[Data about app and page elements]
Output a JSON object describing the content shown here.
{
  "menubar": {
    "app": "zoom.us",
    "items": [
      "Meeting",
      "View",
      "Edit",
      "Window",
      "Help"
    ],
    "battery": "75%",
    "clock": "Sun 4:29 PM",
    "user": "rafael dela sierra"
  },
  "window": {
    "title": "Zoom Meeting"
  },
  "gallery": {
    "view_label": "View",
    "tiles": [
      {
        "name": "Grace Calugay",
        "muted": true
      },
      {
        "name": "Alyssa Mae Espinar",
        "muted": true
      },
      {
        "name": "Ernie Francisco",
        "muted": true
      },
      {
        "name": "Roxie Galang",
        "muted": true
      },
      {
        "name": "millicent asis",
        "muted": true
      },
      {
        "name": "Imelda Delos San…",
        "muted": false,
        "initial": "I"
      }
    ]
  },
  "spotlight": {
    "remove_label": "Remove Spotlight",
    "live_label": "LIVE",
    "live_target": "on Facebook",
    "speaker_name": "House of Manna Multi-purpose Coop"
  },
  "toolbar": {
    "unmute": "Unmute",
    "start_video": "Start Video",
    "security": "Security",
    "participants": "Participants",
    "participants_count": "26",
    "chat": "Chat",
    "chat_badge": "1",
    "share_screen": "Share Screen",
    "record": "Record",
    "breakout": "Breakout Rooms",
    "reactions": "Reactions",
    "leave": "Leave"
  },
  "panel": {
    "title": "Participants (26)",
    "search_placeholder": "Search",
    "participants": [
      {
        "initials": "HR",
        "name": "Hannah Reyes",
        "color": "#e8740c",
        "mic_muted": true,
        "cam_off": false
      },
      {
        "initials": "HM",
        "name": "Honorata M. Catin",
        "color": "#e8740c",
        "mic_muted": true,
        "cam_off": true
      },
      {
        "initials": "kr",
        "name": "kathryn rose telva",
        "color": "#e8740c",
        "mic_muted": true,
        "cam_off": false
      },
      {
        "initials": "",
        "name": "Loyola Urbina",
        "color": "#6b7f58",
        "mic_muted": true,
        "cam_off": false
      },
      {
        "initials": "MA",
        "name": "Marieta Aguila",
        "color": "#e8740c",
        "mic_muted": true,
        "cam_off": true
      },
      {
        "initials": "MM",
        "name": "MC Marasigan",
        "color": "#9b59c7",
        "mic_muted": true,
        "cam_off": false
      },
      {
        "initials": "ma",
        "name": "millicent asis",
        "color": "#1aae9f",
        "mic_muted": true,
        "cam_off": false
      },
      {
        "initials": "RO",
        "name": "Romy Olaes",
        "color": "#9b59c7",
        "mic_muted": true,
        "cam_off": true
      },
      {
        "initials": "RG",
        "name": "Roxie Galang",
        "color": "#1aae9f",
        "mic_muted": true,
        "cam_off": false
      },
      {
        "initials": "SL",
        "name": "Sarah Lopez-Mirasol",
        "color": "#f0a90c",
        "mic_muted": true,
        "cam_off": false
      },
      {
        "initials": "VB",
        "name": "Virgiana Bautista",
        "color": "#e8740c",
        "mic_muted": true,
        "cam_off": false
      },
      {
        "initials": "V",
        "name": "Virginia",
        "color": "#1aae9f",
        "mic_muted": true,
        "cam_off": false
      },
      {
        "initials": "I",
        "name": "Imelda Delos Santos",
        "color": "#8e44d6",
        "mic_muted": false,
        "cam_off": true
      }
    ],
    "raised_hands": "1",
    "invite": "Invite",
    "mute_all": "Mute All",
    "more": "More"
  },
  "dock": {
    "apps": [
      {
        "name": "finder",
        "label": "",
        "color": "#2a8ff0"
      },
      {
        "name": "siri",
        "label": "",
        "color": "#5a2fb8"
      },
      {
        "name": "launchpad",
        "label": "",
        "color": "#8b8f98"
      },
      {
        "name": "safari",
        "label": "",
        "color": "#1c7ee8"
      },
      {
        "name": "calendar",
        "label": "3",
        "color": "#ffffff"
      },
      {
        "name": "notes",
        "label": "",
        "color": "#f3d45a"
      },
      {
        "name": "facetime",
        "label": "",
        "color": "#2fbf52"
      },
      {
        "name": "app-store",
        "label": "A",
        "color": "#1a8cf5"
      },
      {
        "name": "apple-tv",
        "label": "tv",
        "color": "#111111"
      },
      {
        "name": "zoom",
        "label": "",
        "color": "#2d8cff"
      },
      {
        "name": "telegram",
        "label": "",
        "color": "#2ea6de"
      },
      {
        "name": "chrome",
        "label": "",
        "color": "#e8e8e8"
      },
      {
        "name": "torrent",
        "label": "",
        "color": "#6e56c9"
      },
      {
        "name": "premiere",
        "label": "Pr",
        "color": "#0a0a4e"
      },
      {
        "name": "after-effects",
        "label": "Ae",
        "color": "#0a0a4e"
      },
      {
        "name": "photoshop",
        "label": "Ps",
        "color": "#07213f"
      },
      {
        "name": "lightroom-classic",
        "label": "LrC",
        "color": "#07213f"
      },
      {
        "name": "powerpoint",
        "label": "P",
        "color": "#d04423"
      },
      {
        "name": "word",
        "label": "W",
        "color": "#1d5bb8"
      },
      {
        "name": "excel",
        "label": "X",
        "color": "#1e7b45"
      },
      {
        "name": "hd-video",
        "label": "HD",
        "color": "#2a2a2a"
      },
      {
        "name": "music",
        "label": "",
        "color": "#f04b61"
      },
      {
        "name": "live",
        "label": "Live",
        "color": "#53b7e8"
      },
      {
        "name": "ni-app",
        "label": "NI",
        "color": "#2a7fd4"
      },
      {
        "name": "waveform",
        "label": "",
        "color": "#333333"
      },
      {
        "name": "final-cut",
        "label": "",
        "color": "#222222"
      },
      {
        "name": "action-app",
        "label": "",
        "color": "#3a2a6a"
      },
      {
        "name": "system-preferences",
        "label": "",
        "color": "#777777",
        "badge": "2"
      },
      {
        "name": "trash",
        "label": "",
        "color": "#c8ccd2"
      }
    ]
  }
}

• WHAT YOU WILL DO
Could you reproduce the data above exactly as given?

• ANSWER BELOW
Output a JSON object describing the content shown here.
{
  "menubar": {
    "app": "zoom.us",
    "items": [
      "Meeting",
      "View",
      "Edit",
      "Window",
      "Help"
    ],
    "battery": "75%",
    "clock": "Sun 4:29 PM",
    "user": "rafael dela sierra"
  },
  "window": {
    "title": "Zoom Meeting"
  },
  "gallery": {
    "view_label": "View",
    "tiles": [
      {
        "name": "Grace Calugay",
        "muted": true
      },
      {
        "name": "Alyssa Mae Espinar",
        "muted": true
      },
      {
        "name": "Ernie Francisco",
        "muted": true
      },
      {
        "name": "Roxie Galang",
        "muted": true
      },
      {
        "name": "millicent asis",
        "muted": true
      },
      {
        "name": "Imelda Delos San…",
        "muted": false,
        "initial": "I"
      }
    ]
  },
  "spotlight": {
    "remove_label": "Remove Spotlight",
    "live_label": "LIVE",
    "live_target": "on Facebook",
    "speaker_name": "House of Manna Multi-purpose Coop"
  },
  "toolbar": {
    "unmute": "Unmute",
    "start_video": "Start Video",
    "security": "Security",
    "participants": "Participants",
    "participants_count": "26",
    "chat": "Chat",
    "chat_badge": "1",
    "share_screen": "Share Screen",
    "record": "Record",
    "breakout": "Breakout Rooms",
    "reactions": "Reactions",
    "leave": "Leave"
  },
  "panel": {
    "title": "Participants (26)",
    "search_placeholder": "Search",
    "participants": [
      {
        "initials": "HR",
        "name": "Hannah Reyes",
        "color": "#e8740c",
        "mic_muted": true,
        "cam_off": false
      },
      {
        "initials": "HM",
        "name": "Honorata M. Catin",
        "color": "#e8740c",
        "mic_muted": true,
        "cam_off": true
      },
      {
        "initials": "kr",
        "name": "kathryn rose telva",
        "color": "#e8740c",
        "mic_muted": true,
        "cam_off": false
      },
      {
        "initials": "",
        "name": "Loyola Urbina",
        "color": "#6b7f58",
        "mic_muted": true,
        "cam_off": false
      },
      {
        "initials": "MA",
        "name": "Marieta Aguila",
        "color": "#e8740c",
        "mic_muted": true,
        "cam_off": true
      },
      {
        "initials": "MM",
        "name": "MC Marasigan",
        "color": "#9b59c7",
        "mic_muted": true,
        "cam_off": false
      },
      {
        "initials": "ma",
        "name": "millicent asis",
        "color": "#1aae9f",
        "mic_muted": true,
        "cam_off": false
      },
      {
        "initials": "RO",
        "name": "Romy Olaes",
        "color": "#9b59c7",
        "mic_muted": true,
        "cam_off": true
      },
      {
        "initials": "RG",
        "name": "Roxie Galang",
        "color": "#1aae9f",
        "mic_muted": true,
        "cam_off": false
      },
      {
        "initials": "SL",
        "name": "Sarah Lopez-Mirasol",
        "color": "#f0a90c",
        "mic_muted": true,
        "cam_off": false
      },
      {
        "initials": "VB",
        "name": "Virgiana Bautista",
        "color": "#e8740c",
        "mic_muted": true,
        "cam_off": false
      },
      {
        "initials": "V",
        "name": "Virginia",
        "color": "#1aae9f",
        "mic_muted": true,
        "cam_off": false
      },
      {
        "initials": "I",
        "name": "Imelda Delos Santos",
        "color": "#8e44d6",
        "mic_muted": false,
        "cam_off": true
      }
    ],
    "raised_hands": "1",
    "invite": "Invite",
    "mute_all": "Mute All",
    "more": "More"
  },
  "dock": {
    "apps": [
      {
        "name": "finder",
        "label": "",
        "color": "#2a8ff0"
      },
      {
        "name": "siri",
        "label": "",
        "color": "#5a2fb8"
      },
      {
        "name": "launchpad",
        "label": "",
        "color": "#8b8f98"
      },
      {
        "name": "safari",
        "label": "",
        "color": "#1c7ee8"
      },
      {
        "name": "calendar",
        "label": "3",
        "color": "#ffffff"
      },
      {
        "name": "notes",
        "label": "",
        "color": "#f3d45a"
      },
      {
        "name": "facetime",
        "label": "",
        "color": "#2fbf52"
      },
      {
        "name": "app-store",
        "label": "A",
        "color": "#1a8cf5"
      },
      {
        "name": "apple-tv",
        "label": "tv",
        "color": "#111111"
      },
      {
        "name": "zoom",
        "label": "",
        "color": "#2d8cff"
      },
      {
        "name": "telegram",
        "label": "",
        "color": "#2ea6de"
      },
      {
        "name": "chrome",
        "label": "",
        "color": "#e8e8e8"
      },
      {
        "name": "torrent",
        "label": "",
        "color": "#6e56c9"
      },
      {
        "name": "premiere",
        "label": "Pr",
        "color": "#0a0a4e"
      },
      {
        "name": "after-effects",
        "label": "Ae",
        "color": "#0a0a4e"
      },
      {
        "name": "photoshop",
        "label": "Ps",
        "color": "#07213f"
      },
      {
        "name": "lightroom-classic",
        "label": "LrC",
        "color": "#07213f"
      },
      {
        "name": "powerpoint",
        "label": "P",
        "color": "#d04423"
      },
      {
        "name": "word",
        "label": "W",
        "color": "#1d5bb8"
      },
      {
        "name": "excel",
        "label": "X",
        "color": "#1e7b45"
      },
      {
        "name": "hd-video",
        "label": "HD",
        "color": "#2a2a2a"
      },
      {
        "name": "music",
        "label": "",
        "color": "#f04b61"
      },
      {
        "name": "live",
        "label": "Live",
        "color": "#53b7e8"
      },
      {
        "name": "ni-app",
        "label": "NI",
        "color": "#2a7fd4"
      },
      {
        "name": "waveform",
        "label": "",
        "color": "#333333"
      },
      {
        "name": "final-cut",
        "label": "",
        "color": "#222222"
      },
      {
        "name": "action-app",
        "label": "",
        "color": "#3a2a6a"
      },
      {
        "name": "system-preferences",
        "label": "",
        "color": "#777777",
        "badge": "2"
      },
      {
        "name": "trash",
        "label": "",
        "color": "#c8ccd2"
      }
    ]
  }
}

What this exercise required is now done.